Enormous amounts of time are wasted on ridiculous and often uninformed predictions of sporting events, movie awards, politics, and the stock market just to name a few. Unverified claims for alternative medicine and supplements abound. All of us tend to generalize from ourselves to others. Mundane examples for widely held lay theories are: People who work hard succeed; the longer an event lies in the past, the worse it is remembered; people cannot change their personality, moral character, or intelligence; opposites attract; or that happiness is a matter of wealth.
The mechanisms underlying our ability to explain behavior are very important to us, given that discussing people’s behavior is one of the primary occupations of a human being.
If you have to forecast, forecast often. Edgar R. Fiedler in The Three Rs of Economic Forecasting-Irrational, Irrelevant and Irreverent
Forecasting is inevitably subject to error. Humility, not hubris, is the relevant trait for those brave souls who choose to forecast. If you are going to make predictions, it is helpful to beware of common fallacies in reasoning. For example:
The “post hoc fallacy” occurs when we assume that, because one event occurred before another event, the first event caused the second event. A bonehead example would be: “Every time I wash my car, it rains. Therefore, washing my car causes the rain.” It sounds silly but much economic reasoning today fails to rise above the level of such spurious correlation.
Another error in reasoning, the fallacy of composition, occurs when it is assumed that what is true for the part is also true for the whole. For example, if one farmer increases the size of his crop, his sales and profits will probably go up. If all farmers increase their crops, a glut in supply could cause prices to fall so much that all farmers lose money.
David Hume famously discussed the problem of induction or naive extrapolation, i.e what will happen is what always happens. The bottom line is that, as Niels Bohr said “prediction is very difficult.” It’s difficult because “the facts” can change.
When the facts change, I change my mind. What do you do, Sir? John Maynard Keynes
An economist is an expert who will know tomorrow why the things he predicted yesterday didn’t happen today. Evan Esar

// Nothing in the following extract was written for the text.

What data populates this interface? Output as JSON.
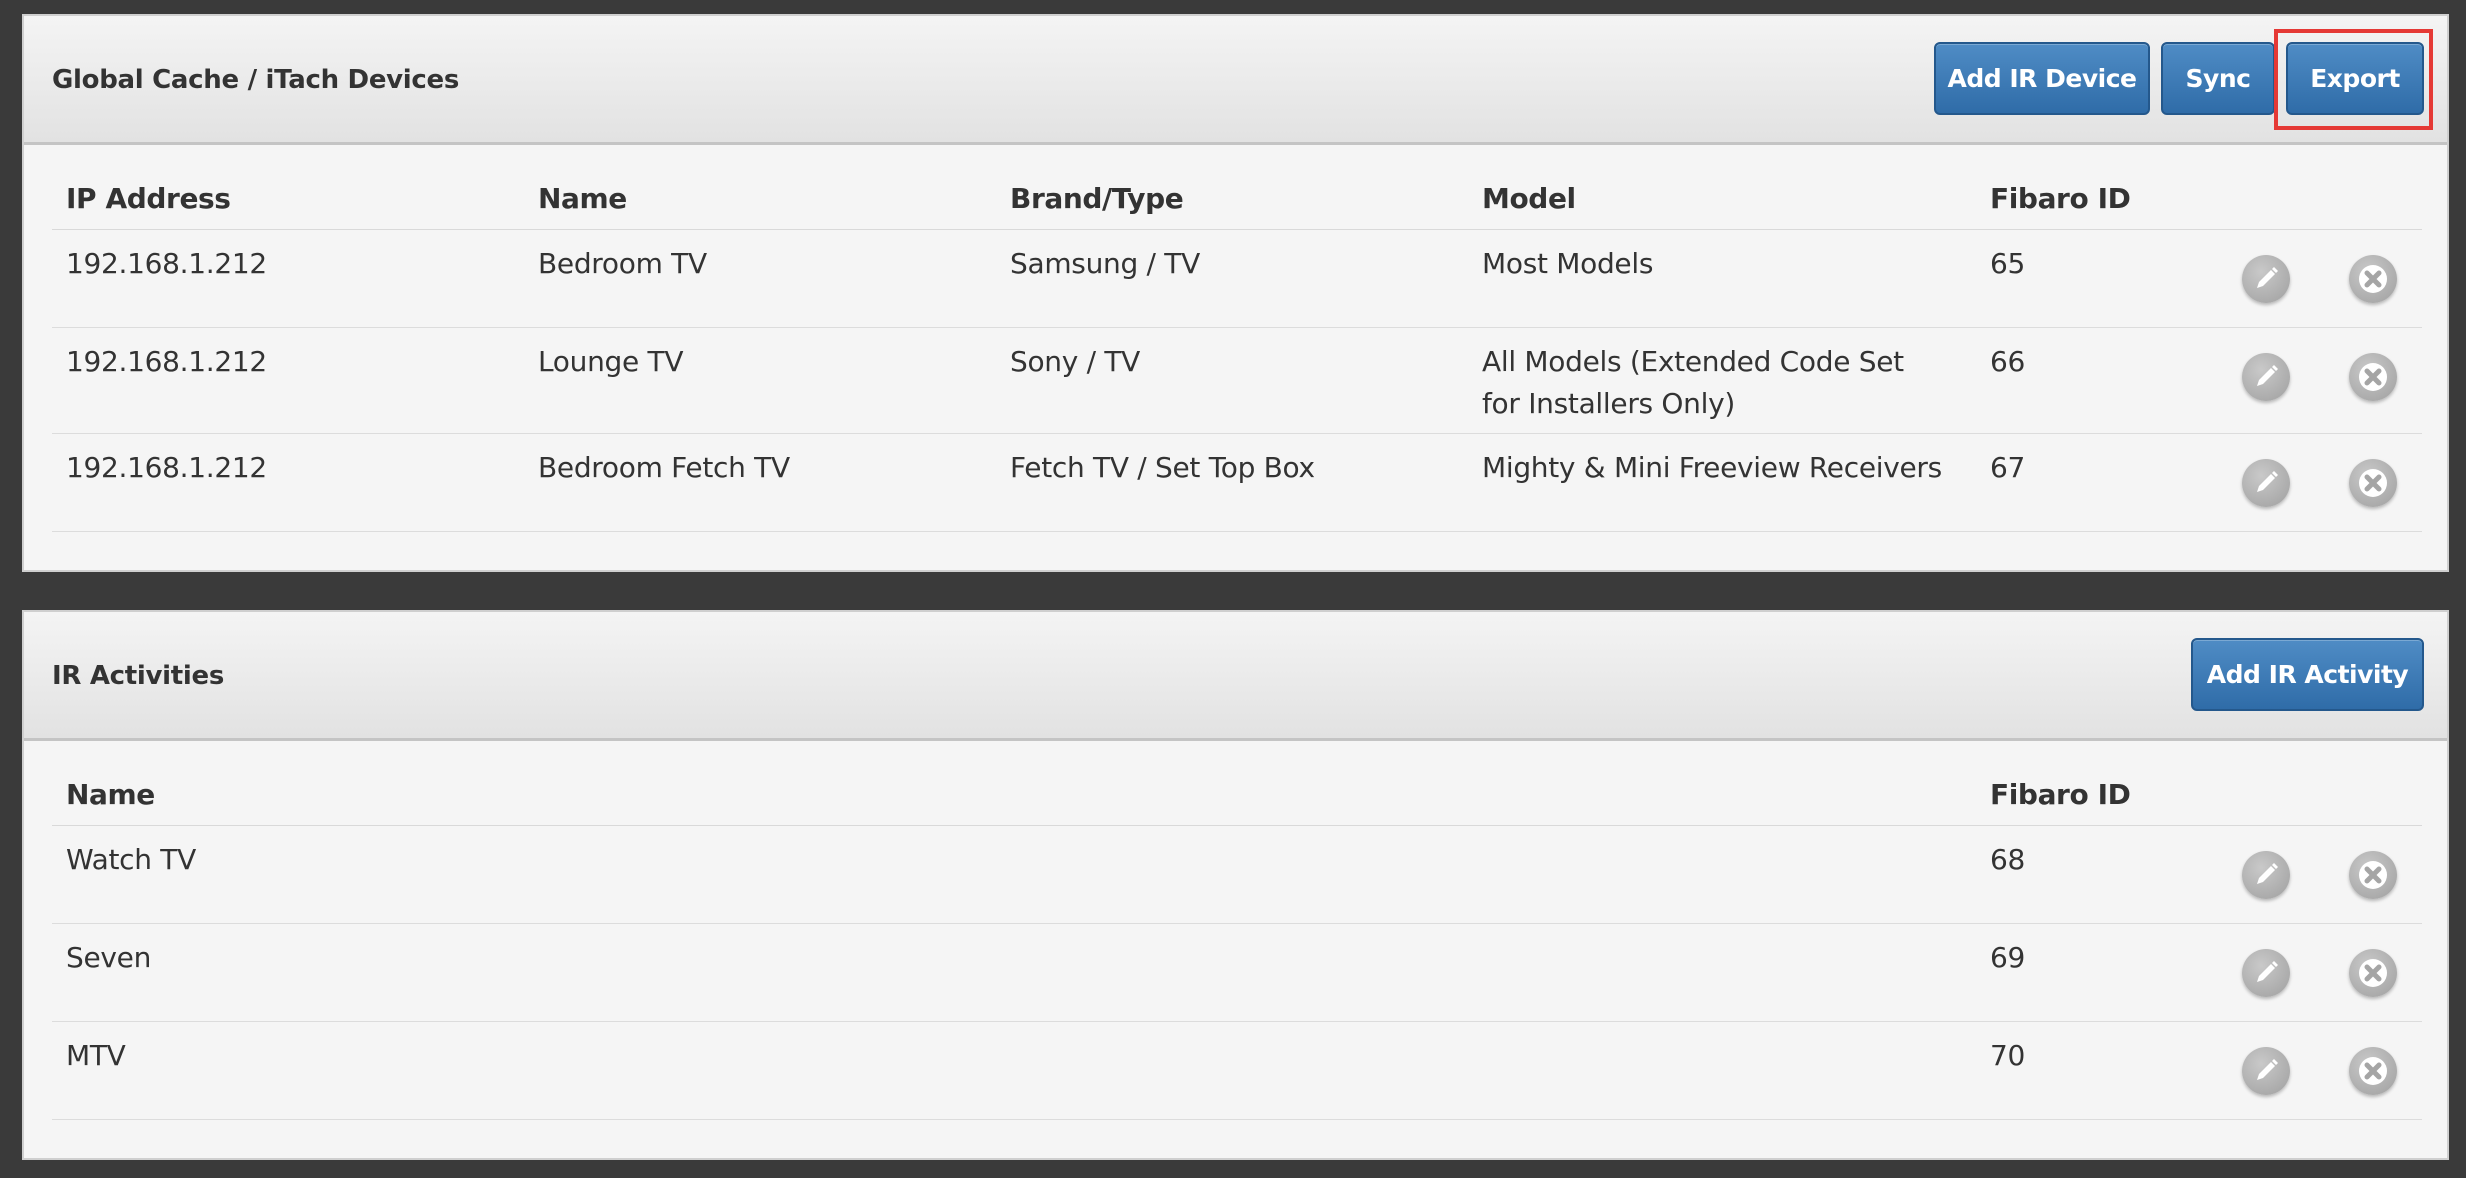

So, what about that Super Bowl Indicator? According to the indicator, the market should be down this year. I personally think it might be down for other reasons but I, like everyone making such forecasts, I could be wrong. If you want to gamble, go ahead. Just remember, you have a 50-50 chance of being right. You also have a 50-50 chance of being wrong. With careful reasoning you may change those odds a bit but you will never reach 100%